◆ **Problem statement**: Filter the material below down to the lines containing the word "name".

====== Listed entries

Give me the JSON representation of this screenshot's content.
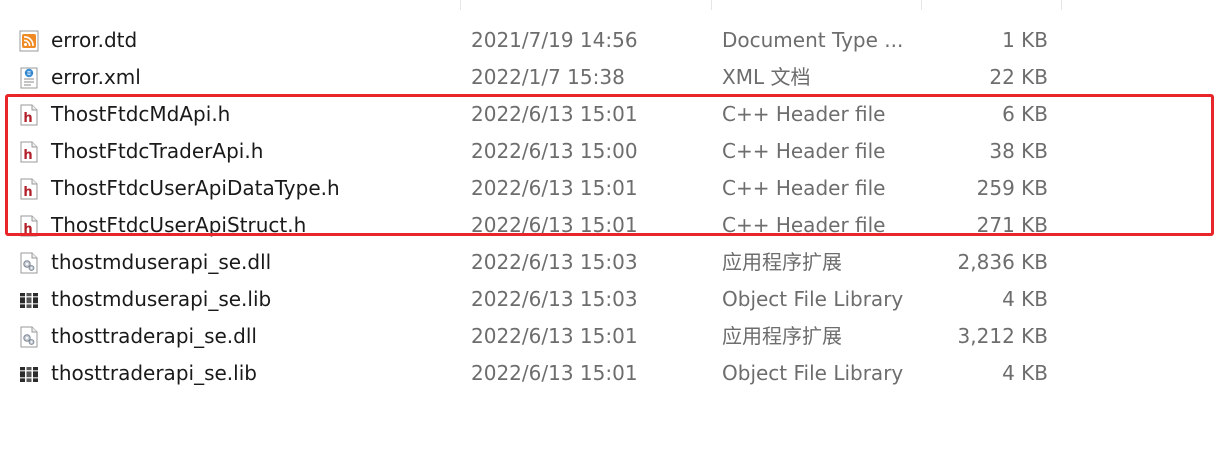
{
  "files": [
    {
      "name": "error.dtd",
      "date": "2021/7/19 14:56",
      "type": "Document Type ...",
      "size": "1 KB",
      "icon": "rss-icon"
    },
    {
      "name": "error.xml",
      "date": "2022/1/7 15:38",
      "type": "XML 文档",
      "size": "22 KB",
      "icon": "xml-file-icon"
    },
    {
      "name": "ThostFtdcMdApi.h",
      "date": "2022/6/13 15:01",
      "type": "C++ Header file",
      "size": "6 KB",
      "icon": "header-file-icon"
    },
    {
      "name": "ThostFtdcTraderApi.h",
      "date": "2022/6/13 15:00",
      "type": "C++ Header file",
      "size": "38 KB",
      "icon": "header-file-icon"
    },
    {
      "name": "ThostFtdcUserApiDataType.h",
      "date": "2022/6/13 15:01",
      "type": "C++ Header file",
      "size": "259 KB",
      "icon": "header-file-icon"
    },
    {
      "name": "ThostFtdcUserApiStruct.h",
      "date": "2022/6/13 15:01",
      "type": "C++ Header file",
      "size": "271 KB",
      "icon": "header-file-icon"
    },
    {
      "name": "thostmduserapi_se.dll",
      "date": "2022/6/13 15:03",
      "type": "应用程序扩展",
      "size": "2,836 KB",
      "icon": "dll-file-icon"
    },
    {
      "name": "thostmduserapi_se.lib",
      "date": "2022/6/13 15:03",
      "type": "Object File Library",
      "size": "4 KB",
      "icon": "lib-file-icon"
    },
    {
      "name": "thosttraderapi_se.dll",
      "date": "2022/6/13 15:01",
      "type": "应用程序扩展",
      "size": "3,212 KB",
      "icon": "dll-file-icon"
    },
    {
      "name": "thosttraderapi_se.lib",
      "date": "2022/6/13 15:01",
      "type": "Object File Library",
      "size": "4 KB",
      "icon": "lib-file-icon"
    }
  ],
  "colors": {
    "highlight": "#e8262a",
    "secondary_text": "#6d6d6d",
    "header_icon_red": "#b2202a",
    "rss_orange": "#f08a24"
  }
}
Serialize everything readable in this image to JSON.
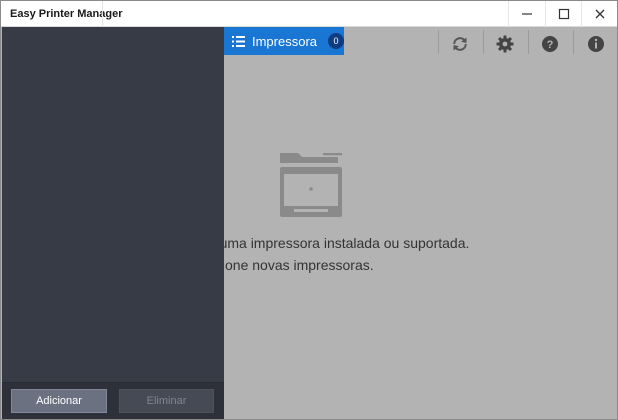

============

◆ **Answer to this exercise**:
      "name": "error.dtd",
      "name": "error.xml",
      "name": "ThostFtdcMdApi.h",
      "name": "ThostFtdcTraderApi.h",
      "name": "ThostFtdcUserApiDataType.h",
      "name": "ThostFtdcUserApiStruct.h",
      "name": "thostmduserapi_se.dll",
      "name": "thostmduserapi_se.lib",
      "name": "thosttraderapi_se.dll",
      "name": "thosttraderapi_se.lib",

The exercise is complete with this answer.